The U.S. Justice Department today said the government should not be forced to publicly disclose information about criminal cases involving mobile phone tracking in which the defendant was acquitted or the case was dismissed.
The government's position was outlined this afternoon in a public records suit the American Civil Liberties Union and Electronic Frontier Foundation filed in Washington's federal trial court. The ACLU and EFF are reviewing cases in which federal agents used mobile phone tracking to follow suspects.
A federal appeals court ruling last year compelled DOJ to provide 214 names and docket numbers of cases that resulted in a public conviction or guilty plea. But the U.S. Court of Appeals for the D.C. Circuit called for further proceedings on whether the government should be required to turn over that same information for defendants whose cases ended in an acquittal or dismissed charges.

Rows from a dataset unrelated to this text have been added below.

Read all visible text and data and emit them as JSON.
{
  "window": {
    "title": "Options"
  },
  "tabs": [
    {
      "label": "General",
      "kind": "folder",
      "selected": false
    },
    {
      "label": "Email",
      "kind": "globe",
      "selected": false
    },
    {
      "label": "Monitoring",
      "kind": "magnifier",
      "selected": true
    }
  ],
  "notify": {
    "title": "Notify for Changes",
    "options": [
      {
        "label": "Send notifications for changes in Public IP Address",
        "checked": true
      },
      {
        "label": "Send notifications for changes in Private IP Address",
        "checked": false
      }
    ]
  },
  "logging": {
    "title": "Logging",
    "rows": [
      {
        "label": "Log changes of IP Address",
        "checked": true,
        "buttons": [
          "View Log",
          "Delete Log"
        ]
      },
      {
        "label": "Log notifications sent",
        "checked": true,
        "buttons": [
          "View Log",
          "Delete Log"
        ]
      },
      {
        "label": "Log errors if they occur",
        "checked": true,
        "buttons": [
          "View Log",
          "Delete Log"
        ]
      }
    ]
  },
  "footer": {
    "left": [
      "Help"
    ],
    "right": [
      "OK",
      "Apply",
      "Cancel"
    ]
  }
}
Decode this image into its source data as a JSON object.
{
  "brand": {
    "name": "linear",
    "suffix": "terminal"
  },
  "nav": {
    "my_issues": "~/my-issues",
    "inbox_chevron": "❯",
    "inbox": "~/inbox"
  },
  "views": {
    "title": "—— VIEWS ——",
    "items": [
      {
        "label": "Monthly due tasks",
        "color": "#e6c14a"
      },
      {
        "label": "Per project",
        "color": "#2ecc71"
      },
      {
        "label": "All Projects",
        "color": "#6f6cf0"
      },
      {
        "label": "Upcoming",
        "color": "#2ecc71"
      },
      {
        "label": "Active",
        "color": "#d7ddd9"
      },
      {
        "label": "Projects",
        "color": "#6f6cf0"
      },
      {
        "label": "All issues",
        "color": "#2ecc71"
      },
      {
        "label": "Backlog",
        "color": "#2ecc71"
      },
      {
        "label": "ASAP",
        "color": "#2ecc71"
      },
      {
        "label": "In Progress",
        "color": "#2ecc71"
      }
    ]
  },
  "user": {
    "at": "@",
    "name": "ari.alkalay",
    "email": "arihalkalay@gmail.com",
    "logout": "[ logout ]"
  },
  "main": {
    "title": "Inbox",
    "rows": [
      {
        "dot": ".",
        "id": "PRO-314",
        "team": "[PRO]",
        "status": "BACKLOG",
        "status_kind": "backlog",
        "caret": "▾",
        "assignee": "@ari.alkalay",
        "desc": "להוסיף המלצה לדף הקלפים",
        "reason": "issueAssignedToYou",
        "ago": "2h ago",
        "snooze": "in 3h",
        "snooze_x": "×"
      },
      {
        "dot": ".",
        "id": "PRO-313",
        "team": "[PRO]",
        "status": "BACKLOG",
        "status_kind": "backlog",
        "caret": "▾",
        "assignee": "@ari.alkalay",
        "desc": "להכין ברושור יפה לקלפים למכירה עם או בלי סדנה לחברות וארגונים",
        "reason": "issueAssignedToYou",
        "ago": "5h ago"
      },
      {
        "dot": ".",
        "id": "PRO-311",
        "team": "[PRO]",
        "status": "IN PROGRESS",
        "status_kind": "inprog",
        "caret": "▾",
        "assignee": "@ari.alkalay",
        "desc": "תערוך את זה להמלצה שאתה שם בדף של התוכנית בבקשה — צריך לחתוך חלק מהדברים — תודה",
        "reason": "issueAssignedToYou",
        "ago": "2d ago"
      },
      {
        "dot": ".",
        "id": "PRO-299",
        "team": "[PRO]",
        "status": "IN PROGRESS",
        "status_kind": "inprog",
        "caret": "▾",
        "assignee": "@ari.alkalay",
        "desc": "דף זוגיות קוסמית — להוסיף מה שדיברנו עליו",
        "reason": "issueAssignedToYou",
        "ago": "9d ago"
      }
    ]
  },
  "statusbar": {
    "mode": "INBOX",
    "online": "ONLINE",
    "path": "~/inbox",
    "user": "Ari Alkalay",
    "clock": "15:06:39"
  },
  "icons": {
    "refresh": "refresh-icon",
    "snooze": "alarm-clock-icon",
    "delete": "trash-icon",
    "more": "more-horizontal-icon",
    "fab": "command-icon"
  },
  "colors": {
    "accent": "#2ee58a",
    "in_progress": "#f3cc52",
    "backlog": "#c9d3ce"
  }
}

The government has identified six cases—in Washington, Florida and California—where there was an acquittal or dismissal. But DOJ lawyers said in court papers (PDF) filed this afternoon in Washington that releasing the information would cause an unwarranted invasion of privacy.
“Forcing these individuals to be confronted anew with old criminal charges would revisit upon them the stigma and embarrassment that accompany a criminal prosecution,” a Justice Department lawyer, Jonathan Cooper, said in the papers. “Given that none of the criminal charges were ultimately sustained, these individuals—who can claim their exposure to public scrutiny in the first instance was unwarranted—should not be exposed to public scrutiny a second time.”
ACLU lawyers Arthur Spitzer in Washington and Catherine Crump in New York are working with the Electronic Frontier Foundation’s David Sobel. The plaintiffs said they will challenge the effort to keep the case names and docket numbers secret.
"Americans have a strong interest in understanding the ways in which warrantless cell phone tracking impact their privacy rights. The cases the ACLU and EFF seek here are cases in which defendants were subjected to warrantless cell phone tracking and prosecutions nonetheless did not succeed," Crump said this afternoon in an e-mail. "Understanding what went wrong and why will help us all better understand the role of this surveillance technique in our criminal justice system."
Cooper of the Civil Division’s federal programs branch said in the court papers filed today that disclosure of the six cases in dispute will make only a marginal contribution, at best, to public knowledge of the scope and effectiveness of cell phone tracking as a tool of law enforcement.”
An acquitted defendant, Cooper said, has a strong privacy interest in withholding information about a criminal case and, he argued, there is minimal public interest in the information.
“Being associated with alleged criminal activity subjects an individual to public stigma, embarrassment and potential harassment,” Cooper said.
The ACLU acquired the names and docket numbers of 214 cases that resulted in public convictions or guilty pleas. DOJ withheld 15 other cases, including four dismissals and two acquittals. The government said it was withholding nine other cases for other reasons, citing, for example, the potential that a case is sealed.
U.S. District Judge James Robertson, before he retired from the bench, ordered the government to disclose the names and docket numbers of cases of cases that generated a public conviction or guilty plea.
The judge, however, ruled that information about prosecutions that resulted in acquittals or dismissals was exempt from public release.
The U.S. Court of Appeals for the D.C. Circuit last year upheld Robertson’s decision. The appeals court sent back, for further review, the debate about cases that ended in an acquittal or dismissal. The record at the time was silent on whether any such cases existed.
The ACLU is expected in May to respond to DOJ’s court papers. No hearing date is set.